Change of seasons gatherings return to Awen Circle – Collingwood News (

Summer Solstice 2023 News Article and Event Sharing

Erika Engel created a photo catalogue of the event in the summer.

The photo journal reads,” The summer solstice change of seasons ceremony took place on Sunday, June 18 from 1 p.m. to 4 p.m. at Awen Gathering Circle in Collingwood at Harbourview Park. 

Leading the event were Heather McIntyre and Jennifer McFarlane. James and Lori Kewaquom, both knowledge keepers from Saugeen First Nation brought teachings on the strawberry and its medicine, as well as gratitude and love as medicines for healing. 

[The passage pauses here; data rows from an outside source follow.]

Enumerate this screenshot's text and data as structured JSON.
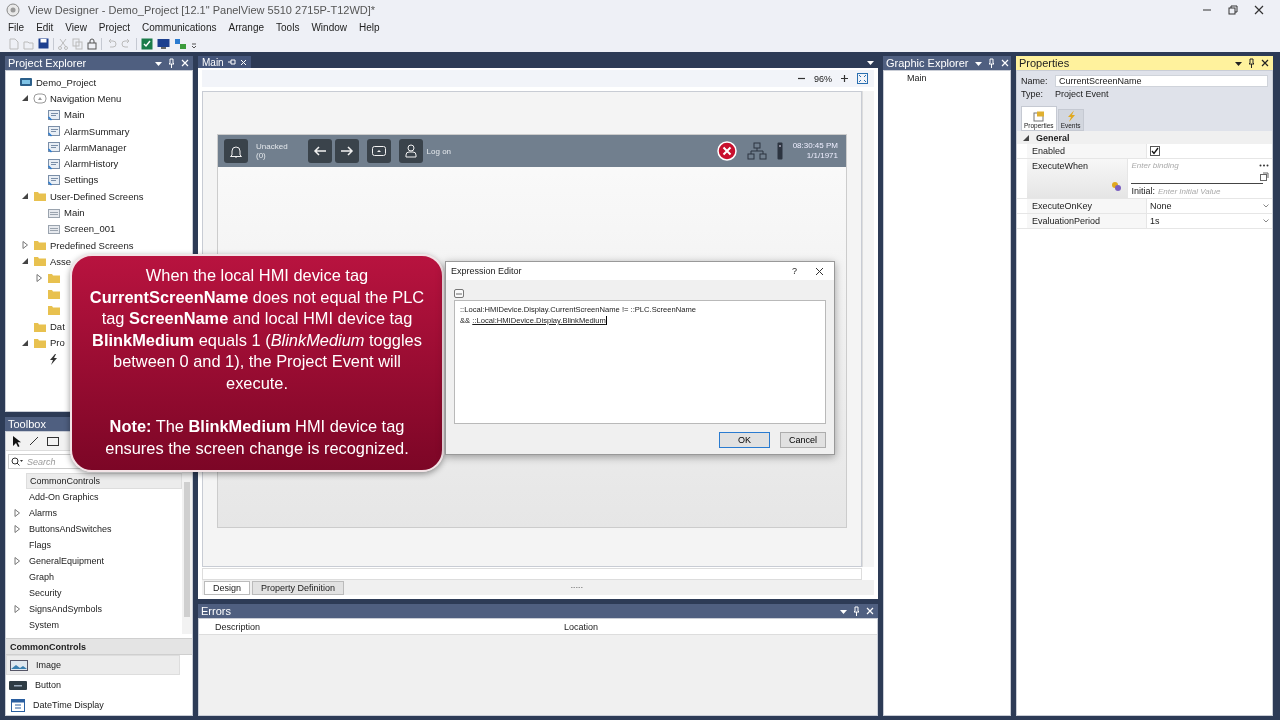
{
  "window": {
    "title": "View Designer - Demo_Project [12.1\" PanelView 5510 2715P-T12WD]*"
  },
  "menu": [
    "File",
    "Edit",
    "View",
    "Project",
    "Communications",
    "Arrange",
    "Tools",
    "Window",
    "Help"
  ],
  "project_explorer": {
    "title": "Project Explorer",
    "tree": [
      {
        "label": "Demo_Project",
        "kind": "project",
        "children": [
          {
            "label": "Navigation Menu",
            "kind": "menu",
            "expanded": true,
            "children": [
              {
                "label": "Main",
                "kind": "screen-link"
              },
              {
                "label": "AlarmSummary",
                "kind": "screen-link"
              },
              {
                "label": "AlarmManager",
                "kind": "screen-link"
              },
              {
                "label": "AlarmHistory",
                "kind": "screen-link"
              },
              {
                "label": "Settings",
                "kind": "screen-link"
              }
            ]
          },
          {
            "label": "User-Defined Screens",
            "kind": "folder",
            "expanded": true,
            "children": [
              {
                "label": "Main",
                "kind": "screen"
              },
              {
                "label": "Screen_001",
                "kind": "screen"
              }
            ]
          },
          {
            "label": "Predefined Screens",
            "kind": "folder",
            "expanded": false
          },
          {
            "label": "Asse",
            "kind": "folder",
            "expanded": true,
            "children": [
              {
                "kind": "folder",
                "expanded": false
              },
              {
                "kind": "folder"
              },
              {
                "kind": "folder"
              }
            ]
          },
          {
            "label": "Dat",
            "kind": "folder"
          },
          {
            "label": "Pro",
            "kind": "folder",
            "expanded": true,
            "children": [
              {
                "kind": "event"
              }
            ]
          }
        ]
      }
    ]
  },
  "toolbox": {
    "title": "Toolbox",
    "search": {
      "placeholder": "Search"
    },
    "categories": [
      {
        "label": "CommonControls",
        "selected": true
      },
      {
        "label": "Add-On Graphics",
        "selected": false
      },
      {
        "label": "Alarms",
        "selected": false,
        "expanded": false
      },
      {
        "label": "ButtonsAndSwitches",
        "selected": false,
        "expanded": false
      },
      {
        "label": "Flags",
        "selected": false
      },
      {
        "label": "GeneralEquipment",
        "selected": false,
        "expanded": false
      },
      {
        "label": "Graph",
        "selected": false
      },
      {
        "label": "Security",
        "selected": false
      },
      {
        "label": "SignsAndSymbols",
        "selected": false,
        "expanded": false
      },
      {
        "label": "System",
        "selected": false
      }
    ],
    "group": {
      "title": "CommonControls",
      "items": [
        {
          "label": "Image",
          "kind": "image",
          "selected": true
        },
        {
          "label": "Button",
          "kind": "button",
          "selected": false
        },
        {
          "label": "DateTime Display",
          "kind": "datetime",
          "selected": false
        }
      ]
    }
  },
  "document": {
    "tabs": [
      {
        "label": "Main",
        "selected": true
      }
    ],
    "zoom": "96%",
    "hmi": {
      "alarm_label": "Unacked",
      "alarm_count": "(0)",
      "logon": "Log on",
      "time": "08:30:45 PM",
      "date": "1/1/1971"
    },
    "view_tabs": [
      {
        "label": "Design",
        "selected": true
      },
      {
        "label": "Property Definition",
        "selected": false
      }
    ]
  },
  "errors": {
    "title": "Errors",
    "columns": [
      "Description",
      "Location"
    ]
  },
  "graphic_explorer": {
    "title": "Graphic Explorer",
    "items": [
      "Main"
    ]
  },
  "properties": {
    "title": "Properties",
    "name_label": "Name:",
    "name": "CurrentScreenName",
    "type_label": "Type:",
    "type": "Project Event",
    "tabs": [
      {
        "label": "Properties",
        "selected": true
      },
      {
        "label": "Events",
        "selected": false
      }
    ],
    "category": {
      "label": "General",
      "expanded": true
    },
    "rows": [
      {
        "kind": "checkbox",
        "label": "Enabled",
        "checked": true
      },
      {
        "kind": "binding",
        "label": "ExecuteWhen",
        "placeholder": "Enter binding",
        "initial_label": "Initial:",
        "initial_placeholder": "Enter Initial Value"
      },
      {
        "kind": "dropdown",
        "label": "ExecuteOnKey",
        "value": "None"
      },
      {
        "kind": "dropdown",
        "label": "EvaluationPeriod",
        "value": "1s"
      }
    ]
  },
  "expression_editor": {
    "title": "Expression Editor",
    "help": "?",
    "lines": [
      [
        {
          "text": "::Local:HMIDevice.Display.CurrentScreenName != ::PLC.ScreenName",
          "underlined": false
        }
      ],
      [
        {
          "text": "&&",
          "underlined": false
        },
        {
          "text": "::Local:HMIDevice.Display.BlinkMedium",
          "underlined": true
        }
      ]
    ],
    "buttons": [
      "OK",
      "Cancel"
    ]
  },
  "callout": {
    "paragraphs": [
      "When the local HMI device tag **CurrentScreenName** does not equal the PLC tag **ScreenName** and local HMI device tag **BlinkMedium** equals 1 (*BlinkMedium* toggles between 0 and 1), the Project Event will execute.",
      "**Note:** The **BlinkMedium** HMI device tag ensures the screen change is recognized."
    ]
  }
}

Ashunyung, a drum group from Georgina Island performed songs as part of the event, and Opichi Commanda kept the sacred fire.” Click the article to view the photos of the event.

IN PHOTOS: Summer change of seasons ceremony at Awen – Collingwood News (

Fall Equinox 2023 News Article

“Traditional dance helped woman reconnect with Indigenous heritage”

This fall’s celebration of Mother Nature in her change of season was celebrated by 3 knowledge sharers: Sharon Rigby in the photo who shared about her traditional Anishinaabe dance; Ode’imin Kwe for Anishinaabe jingle dress dance; and knowledge sharer Sheila Robson from Cape Croker.

Sharon helped to spread awareness about the event by participating in a Collingwood Today article and shared some of her personal experiences. “Traditional women would dance along the outside of the powwow, they took their spots along the edges, and I feel like traditional dancing is very much a representation of how I felt as a child growing up,” said the mother of five. “I was not really participating in my culture, and not really aware of the full extent of my heritage. But when the traditional women were invited into the powwow to dance, I feel that’s my reconnection right there. Going from the outside in.” Sharon continues to share about her journey in reclaiming her dance and learning her heritage. Read the article below.

Dave West a local photographer also took beautiful photos of the event. See link below.

Photo Coverage by Dave West Photography of the Fall Equinox 2023

Indigenous Changing of the Seasons: Autumnal Equinox Highlight Photos – davewestphotography